Finally, taking the same percentage of the subtotal as the fees on the merits awarded to fees on the merits sought, the pre-April 2013 fees on fees amount to $1, 128.89. Thus, EPIC’s total for fees and costs incurred up to April 12, 2013, equals $9, 373.34.
d. Fees on fees after April 12, 2013.
EPIC seeks $6, 070 for fees incurred after the Rule 68 offer (including fees for the reply. First, $49 is eliminated for Ms. Barnes’ affidavit because she logged hours for the March 2013 conferences and nothing more. Then, $2, 521.50 is reserved for billing unique to this case and the rest is halved. The subtotal is now $4, 271.25. After taking the appropriate percentage of the subtotal, EPIC’s post-offer fees equal $1, 810.82.

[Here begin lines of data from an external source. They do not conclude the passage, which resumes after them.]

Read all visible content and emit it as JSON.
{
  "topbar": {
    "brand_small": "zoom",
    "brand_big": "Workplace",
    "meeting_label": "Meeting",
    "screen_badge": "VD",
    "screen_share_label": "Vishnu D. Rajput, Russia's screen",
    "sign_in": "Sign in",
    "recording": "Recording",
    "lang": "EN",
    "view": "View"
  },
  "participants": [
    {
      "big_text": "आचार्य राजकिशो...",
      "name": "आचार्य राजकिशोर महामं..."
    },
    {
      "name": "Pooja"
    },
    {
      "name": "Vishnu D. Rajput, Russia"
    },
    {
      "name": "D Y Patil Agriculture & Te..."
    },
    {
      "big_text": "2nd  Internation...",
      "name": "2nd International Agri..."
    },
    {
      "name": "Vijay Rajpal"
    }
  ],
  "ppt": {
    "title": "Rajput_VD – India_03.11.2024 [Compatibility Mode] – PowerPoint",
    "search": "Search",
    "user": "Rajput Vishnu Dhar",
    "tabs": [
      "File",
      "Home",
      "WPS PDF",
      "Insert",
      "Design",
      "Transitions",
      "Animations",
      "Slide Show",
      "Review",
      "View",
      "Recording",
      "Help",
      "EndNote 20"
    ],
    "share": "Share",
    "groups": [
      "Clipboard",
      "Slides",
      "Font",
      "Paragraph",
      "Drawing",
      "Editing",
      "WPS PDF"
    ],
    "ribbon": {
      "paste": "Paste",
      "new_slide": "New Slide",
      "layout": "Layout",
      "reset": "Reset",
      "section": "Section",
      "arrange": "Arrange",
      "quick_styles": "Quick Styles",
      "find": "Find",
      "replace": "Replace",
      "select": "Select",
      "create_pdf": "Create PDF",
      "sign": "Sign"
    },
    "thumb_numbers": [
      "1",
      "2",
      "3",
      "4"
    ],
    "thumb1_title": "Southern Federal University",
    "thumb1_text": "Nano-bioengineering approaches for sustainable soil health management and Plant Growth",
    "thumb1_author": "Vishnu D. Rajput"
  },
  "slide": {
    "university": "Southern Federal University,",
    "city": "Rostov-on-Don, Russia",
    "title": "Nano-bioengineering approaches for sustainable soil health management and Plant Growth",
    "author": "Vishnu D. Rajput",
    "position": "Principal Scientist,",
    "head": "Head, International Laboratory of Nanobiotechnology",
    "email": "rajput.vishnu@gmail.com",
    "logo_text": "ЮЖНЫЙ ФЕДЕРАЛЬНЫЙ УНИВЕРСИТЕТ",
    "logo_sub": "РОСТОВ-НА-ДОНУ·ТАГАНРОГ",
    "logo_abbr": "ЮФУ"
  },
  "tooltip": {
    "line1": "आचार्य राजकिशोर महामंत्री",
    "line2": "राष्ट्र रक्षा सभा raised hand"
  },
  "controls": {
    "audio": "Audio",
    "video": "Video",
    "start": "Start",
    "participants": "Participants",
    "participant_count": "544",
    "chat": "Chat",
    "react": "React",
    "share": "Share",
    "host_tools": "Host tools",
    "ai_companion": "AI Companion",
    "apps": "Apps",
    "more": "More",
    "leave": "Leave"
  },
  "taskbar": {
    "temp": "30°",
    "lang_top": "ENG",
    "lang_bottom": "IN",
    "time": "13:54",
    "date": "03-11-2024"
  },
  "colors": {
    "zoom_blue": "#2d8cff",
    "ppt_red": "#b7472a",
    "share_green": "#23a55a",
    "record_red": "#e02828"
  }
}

For the foregoing reasons, EPIC is entitled to $9, 373.34 in attorneys’ fees and costs. EPIC may be entitled to $1, 810.82 more, but only if TSA’s Rule 68 offer was for less than $9, 373.34. To that end, EPIC may move the Court for the additional $1, 810.82 if the offer was for less than $9, 373.34. But if the offer was for that much or more, TSA may move for post-offer costs, if any.